**Task to carry out**
Retype the listing exactly. Leave out the images.
↓
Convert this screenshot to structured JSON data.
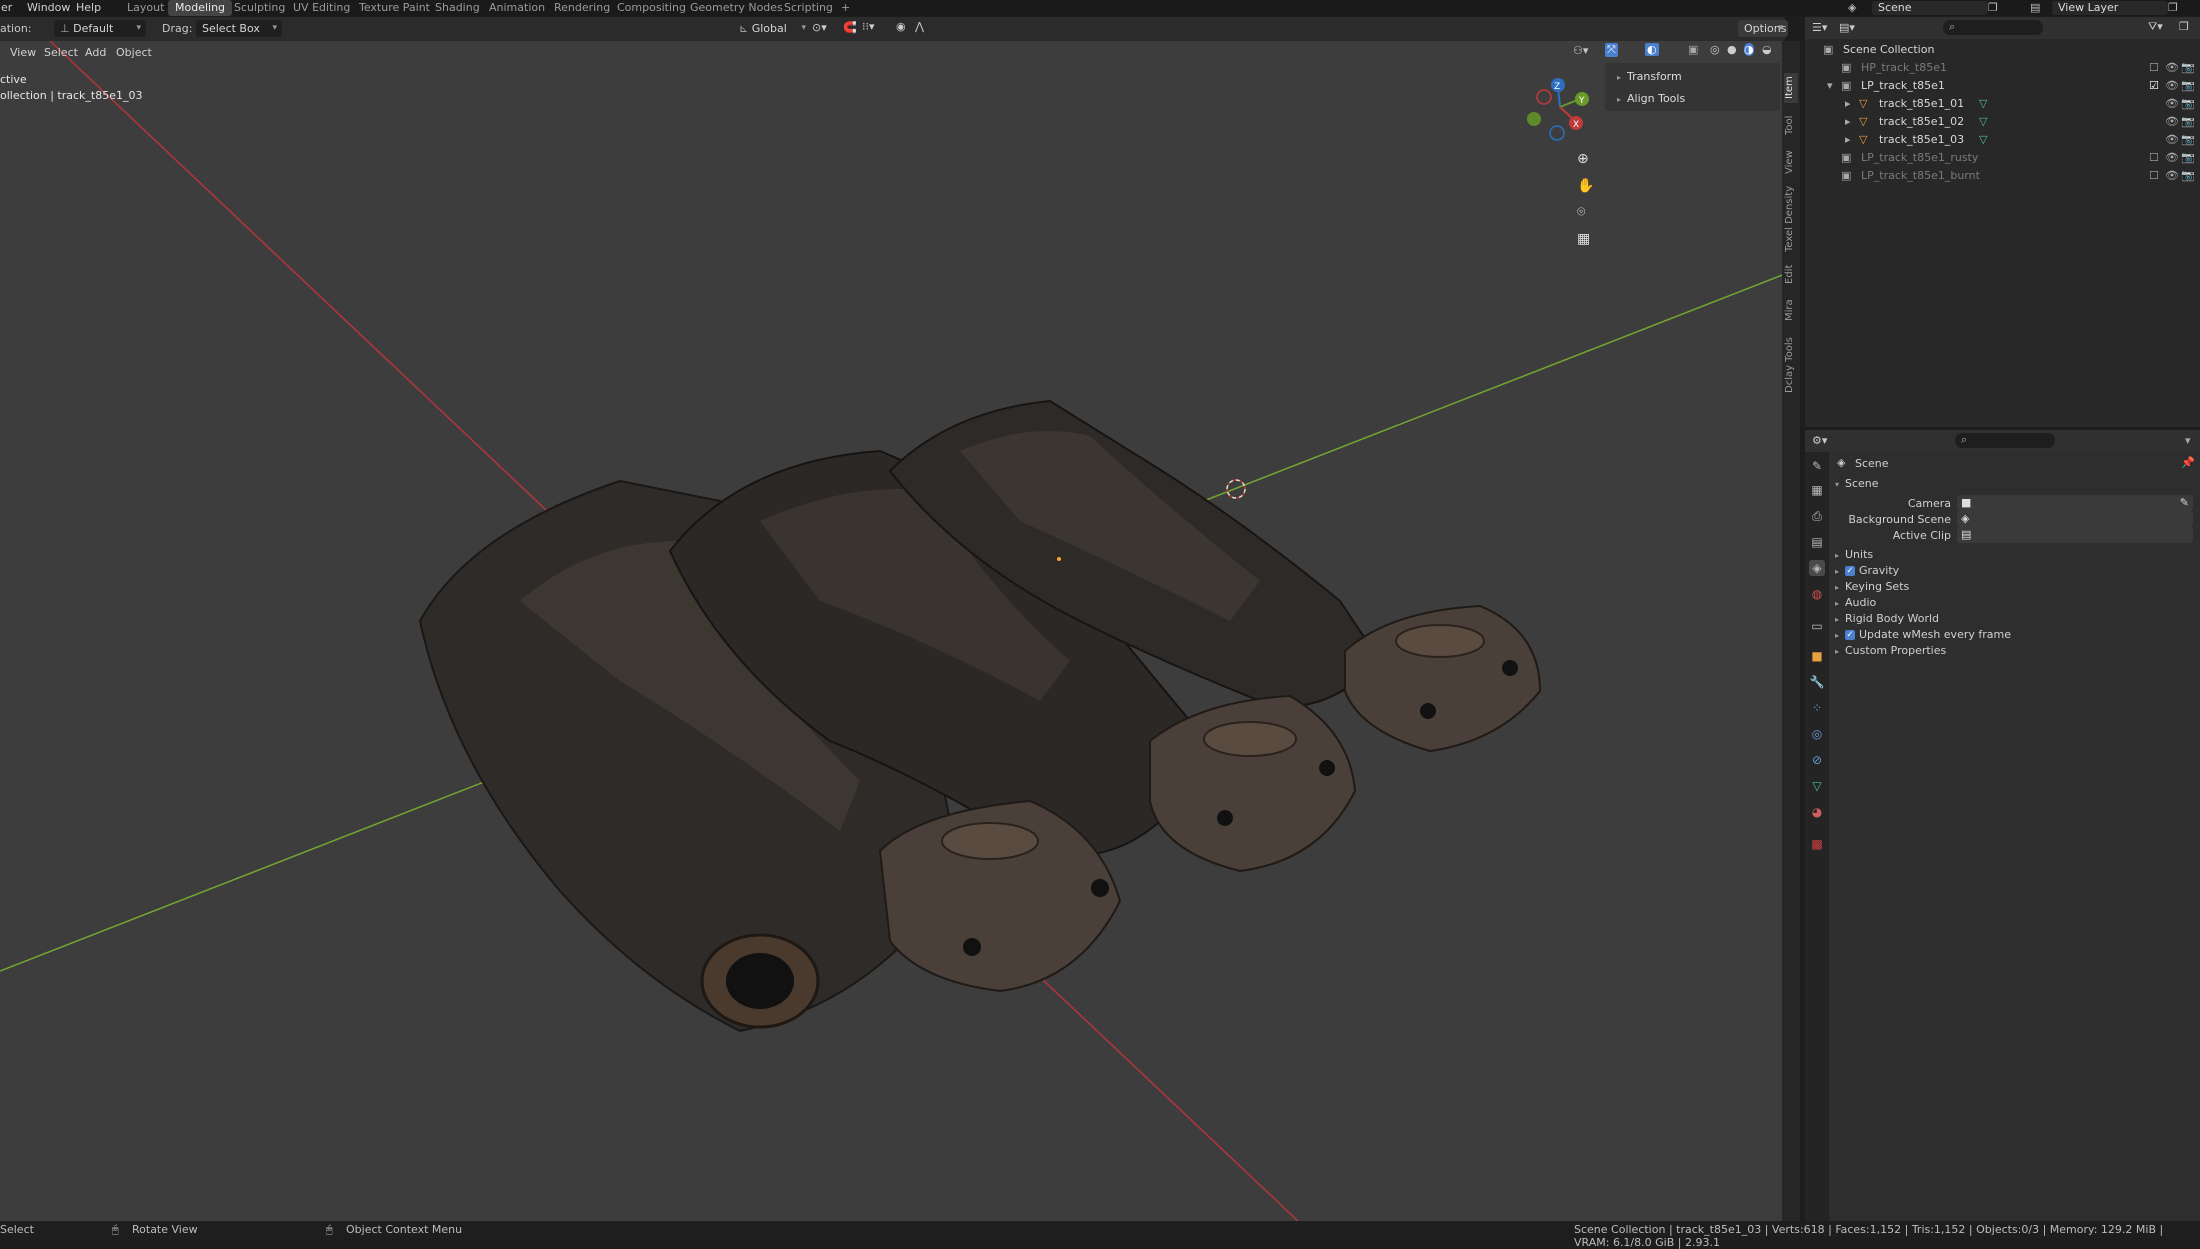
{
  "topbar": {
    "menus": [
      "der",
      "Window",
      "Help"
    ],
    "workspaces": [
      "Layout",
      "Modeling",
      "Sculpting",
      "UV Editing",
      "Texture Paint",
      "Shading",
      "Animation",
      "Rendering",
      "Compositing",
      "Geometry Nodes",
      "Scripting",
      "+"
    ],
    "active_workspace": "Modeling",
    "scene": "Scene",
    "view_layer": "View Layer"
  },
  "header": {
    "orientation_label": "ation:",
    "orientation_value": "Default",
    "drag_label": "Drag:",
    "drag_value": "Select Box",
    "transform_orientation": "Global",
    "options_label": "Options"
  },
  "viewport": {
    "menu": [
      "View",
      "Select",
      "Add",
      "Object"
    ],
    "mode_text": "ctive",
    "collection_text": "ollection | track_t85e1_03",
    "npanel_items": [
      "Transform",
      "Align Tools"
    ],
    "side_tabs": [
      "Item",
      "Tool",
      "View",
      "Texel Density",
      "Edit",
      "Mira",
      "Dclay Tools"
    ],
    "active_tab": "Item",
    "gizmo_axes": [
      "Z",
      "Y",
      "X"
    ]
  },
  "outliner": {
    "search_placeholder": "",
    "root": "Scene Collection",
    "rows": [
      {
        "name": "HP_track_t85e1",
        "indent": 1,
        "dim": true
      },
      {
        "name": "LP_track_t85e1",
        "indent": 1,
        "dim": false
      },
      {
        "name": "track_t85e1_01",
        "indent": 2,
        "dim": false
      },
      {
        "name": "track_t85e1_02",
        "indent": 2,
        "dim": false
      },
      {
        "name": "track_t85e1_03",
        "indent": 2,
        "dim": false
      },
      {
        "name": "LP_track_t85e1_rusty",
        "indent": 1,
        "dim": true
      },
      {
        "name": "LP_track_t85e1_burnt",
        "indent": 1,
        "dim": true
      }
    ]
  },
  "properties": {
    "breadcrumb": "Scene",
    "section": "Scene",
    "fields": [
      {
        "label": "Camera",
        "value": ""
      },
      {
        "label": "Background Scene",
        "value": ""
      },
      {
        "label": "Active Clip",
        "value": ""
      }
    ],
    "panels": [
      {
        "label": "Units",
        "checkbox": false
      },
      {
        "label": "Gravity",
        "checkbox": true
      },
      {
        "label": "Keying Sets",
        "checkbox": false
      },
      {
        "label": "Audio",
        "checkbox": false
      },
      {
        "label": "Rigid Body World",
        "checkbox": false
      },
      {
        "label": "Update wMesh every frame",
        "checkbox": true
      },
      {
        "label": "Custom Properties",
        "checkbox": false
      }
    ]
  },
  "statusbar": {
    "select": "Select",
    "rotate": "Rotate View",
    "context": "Object Context Menu",
    "stats": "Scene Collection | track_t85e1_03 | Verts:618 | Faces:1,152 | Tris:1,152 | Objects:0/3 | Memory: 129.2 MiB | VRAM: 6.1/8.0 GiB | 2.93.1"
  },
  "colors": {
    "x_axis": "#b3353d",
    "y_axis": "#76a632",
    "accent": "#4b7fcf"
  }
}
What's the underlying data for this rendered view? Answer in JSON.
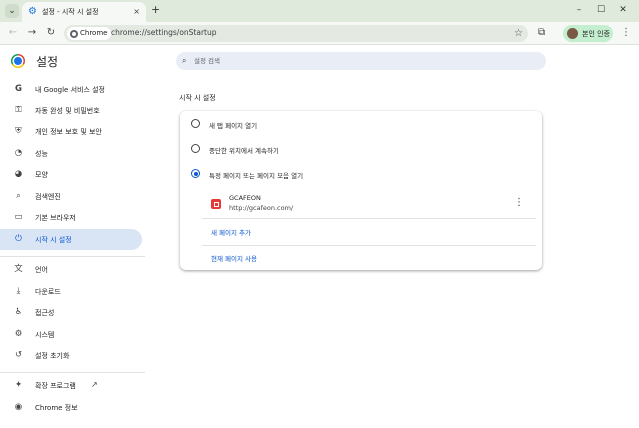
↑
**Solution below**
Convert this screenshot to structured JSON data.
{
  "topbar": {
    "menus": [
      "der",
      "Window",
      "Help"
    ],
    "workspaces": [
      "Layout",
      "Modeling",
      "Sculpting",
      "UV Editing",
      "Texture Paint",
      "Shading",
      "Animation",
      "Rendering",
      "Compositing",
      "Geometry Nodes",
      "Scripting",
      "+"
    ],
    "active_workspace": "Modeling",
    "scene": "Scene",
    "view_layer": "View Layer"
  },
  "header": {
    "orientation_label": "ation:",
    "orientation_value": "Default",
    "drag_label": "Drag:",
    "drag_value": "Select Box",
    "transform_orientation": "Global",
    "options_label": "Options"
  },
  "viewport": {
    "menu": [
      "View",
      "Select",
      "Add",
      "Object"
    ],
    "mode_text": "ctive",
    "collection_text": "ollection | track_t85e1_03",
    "npanel_items": [
      "Transform",
      "Align Tools"
    ],
    "side_tabs": [
      "Item",
      "Tool",
      "View",
      "Texel Density",
      "Edit",
      "Mira",
      "Dclay Tools"
    ],
    "active_tab": "Item",
    "gizmo_axes": [
      "Z",
      "Y",
      "X"
    ]
  },
  "outliner": {
    "search_placeholder": "",
    "root": "Scene Collection",
    "rows": [
      {
        "name": "HP_track_t85e1",
        "indent": 1,
        "dim": true
      },
      {
        "name": "LP_track_t85e1",
        "indent": 1,
        "dim": false
      },
      {
        "name": "track_t85e1_01",
        "indent": 2,
        "dim": false
      },
      {
        "name": "track_t85e1_02",
        "indent": 2,
        "dim": false
      },
      {
        "name": "track_t85e1_03",
        "indent": 2,
        "dim": false
      },
      {
        "name": "LP_track_t85e1_rusty",
        "indent": 1,
        "dim": true
      },
      {
        "name": "LP_track_t85e1_burnt",
        "indent": 1,
        "dim": true
      }
    ]
  },
  "properties": {
    "breadcrumb": "Scene",
    "section": "Scene",
    "fields": [
      {
        "label": "Camera",
        "value": ""
      },
      {
        "label": "Background Scene",
        "value": ""
      },
      {
        "label": "Active Clip",
        "value": ""
      }
    ],
    "panels": [
      {
        "label": "Units",
        "checkbox": false
      },
      {
        "label": "Gravity",
        "checkbox": true
      },
      {
        "label": "Keying Sets",
        "checkbox": false
      },
      {
        "label": "Audio",
        "checkbox": false
      },
      {
        "label": "Rigid Body World",
        "checkbox": false
      },
      {
        "label": "Update wMesh every frame",
        "checkbox": true
      },
      {
        "label": "Custom Properties",
        "checkbox": false
      }
    ]
  },
  "statusbar": {
    "select": "Select",
    "rotate": "Rotate View",
    "context": "Object Context Menu",
    "stats": "Scene Collection | track_t85e1_03 | Verts:618 | Faces:1,152 | Tris:1,152 | Objects:0/3 | Memory: 129.2 MiB | VRAM: 6.1/8.0 GiB | 2.93.1"
  },
  "colors": {
    "x_axis": "#b3353d",
    "y_axis": "#76a632",
    "accent": "#4b7fcf"
  }
}
What's the underlying data for this rendered view? Answer in JSON.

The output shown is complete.